Log cabin: origin, styles, architecture and inspiration.
A dwelling made from logs. That's the simplest definition of a log cabin. Although the origins of log cabin structures are uncertain, their history date back to the Bronze Age in Europe and Scandinavia, where pine and spruce trees were readily available. Medieval log cabins were considered moveable property, and buildings were disassembled, transported to a new location and reassembled. In North America, the history of log cabins dates back to 1638, where the first log cabins were built by European settlers in the Delaware River and Brandywine River valleys of New Sweden. Settlers often used log cabins as temporary houses while building permanent homes, and when they were done, used the log cabins as outbuildings, barns or chicken coops. Traditional log cabins were simple one-story structures made with round logs laid horizontally on each other, and their gaps filled with chips and mud. Their roofs were made from either a purlin or rafter roof structure depending on the material used for the roof, such as bark. Log cabins are similar to wooden houses, but then soon after the settlers built the first log cabins in America, log construction spread all over the United States. Soon thereafter, log cabin styles increased in variety and today, the construction of modern log cabins are prevalent all over America. Log cabins also gave birth to log and wooden houses, and the oldest surviving log house, the C. A. Nothnagle Log House, is situated in New Jersey.

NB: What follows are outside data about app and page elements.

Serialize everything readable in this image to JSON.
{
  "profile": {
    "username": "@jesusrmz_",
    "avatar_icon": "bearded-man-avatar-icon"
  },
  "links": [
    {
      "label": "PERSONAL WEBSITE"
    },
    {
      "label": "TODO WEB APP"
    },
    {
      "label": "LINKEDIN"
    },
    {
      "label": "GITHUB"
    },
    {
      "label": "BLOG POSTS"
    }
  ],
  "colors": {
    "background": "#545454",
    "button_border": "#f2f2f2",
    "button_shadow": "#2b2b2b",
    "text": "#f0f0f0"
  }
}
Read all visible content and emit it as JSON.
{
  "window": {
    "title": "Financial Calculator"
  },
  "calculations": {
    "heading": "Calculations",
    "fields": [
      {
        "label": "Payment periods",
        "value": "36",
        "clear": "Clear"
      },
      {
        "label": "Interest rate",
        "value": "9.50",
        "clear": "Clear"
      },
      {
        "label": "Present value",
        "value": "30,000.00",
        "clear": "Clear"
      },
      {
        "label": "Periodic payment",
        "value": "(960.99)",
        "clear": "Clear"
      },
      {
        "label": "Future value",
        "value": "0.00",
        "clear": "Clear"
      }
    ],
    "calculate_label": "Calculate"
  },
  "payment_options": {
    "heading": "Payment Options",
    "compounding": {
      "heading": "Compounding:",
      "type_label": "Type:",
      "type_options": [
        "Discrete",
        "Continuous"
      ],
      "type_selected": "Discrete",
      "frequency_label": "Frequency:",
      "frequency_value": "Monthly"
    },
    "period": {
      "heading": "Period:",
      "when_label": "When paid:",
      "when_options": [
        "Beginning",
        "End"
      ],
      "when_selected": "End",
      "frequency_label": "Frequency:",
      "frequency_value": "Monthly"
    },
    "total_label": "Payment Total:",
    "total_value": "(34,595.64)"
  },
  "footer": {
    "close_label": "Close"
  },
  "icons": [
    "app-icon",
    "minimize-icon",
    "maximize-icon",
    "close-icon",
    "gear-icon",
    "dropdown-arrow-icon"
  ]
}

As times changed, so did the construction of log cabins. Because of the growing number of wood styles, each log cabin is unique, and its sophistication depends on how modern or traditional you want yours to be. To achieve the log cabin style you desire, you can choose either one or a combination of log designs styles to suit your needs. Here's a list of them.
The Square or rectangular log cabin design style is when the logs used for the cabin are cut with four square corners. These logs can be uniform in width and height or rectangular.
The Round log style gives log cabins a smooth finish. Round logs are cut in circles and have no angles or corners, and often use thru-bolts for support.
The Swedish Cope log design is when logs are cut circular, with a crescent removed from the bottom of the log, so that each log can stack on one another.
The next style is the D-Log, where logs are cut with one round side and one flat side for consumers who desire one side of a log wall to have a flat surface while the other retains a rounded edge.
There's also the Handcrafted log style where the timbers are debarked by hand and each log retains its natural shape. Handcrafted log cabins are built so each log is in a precise location in the cabin, allowing for maximum stability while retaining a rustic look.
Next, we have the Interlocking Corners construction style. This is when wood is cut from the four sides of a log, recessing an area to lock into the intersecting log and hold both logs rigidly in place in all directions.
There's also the Dove Tail design, which is when a log’s end is cut to produce a fan-shaped wedge. As the logs are stacked, the ends of one wall’s logs lock into the perpendicular logs.
Next in line is the Butt & Pass log design, which is when one log stops where it meets a perpendicular log, which extends past the corner of the home.
Last but not least is the Corner Post design style, which is when a vertical post at each corner has a mortis.
Whether you're looking for a log cabin as a home, outbuilding or for leisure, knowing what styles are out there is important. That way, you get to make a more informed decision. Get the help of a professional architect who has worked on log cabins, and for thousands of images to inspire your choice, homify is what you need.
There's no denying that log cabins are charming, and whether you want to build or buy one, you need to know the pros and cons of owning one. We'll start with the positive news first.
If you're all about the looks,log cabins are as charming as they come, with different styles that will set yours apart from the rest. Wood is an insulator, which makes log cabins well insulated. Logs are less expensive than most building materials. Log cabins are simple structures, and you can buy a preformed one to assemble, making it DIY friendly. Log walls are natural sound insulators. The inside walls can be finished with wallboard to enable surfaces to be be papered or painted. Log cabins are the greener way to go when it comes to building materials.
And for the not so good news.
Termites, beetles, carpenter ants, woodpeckers, feed and make their homes in wood, which means your log cabin, depending on your location, would be prone to these.
When wood is new, it cracks and pops a lot, which could be irritating. Log cabins are also complicated to wire with electricity. Wood tends to shrink, so regular caulking is necessary. Log cabins have to be stained and sealed every 3-5 years, which is expensive.
As with every big decision, research is key, so before making a decision, do as much research as possible.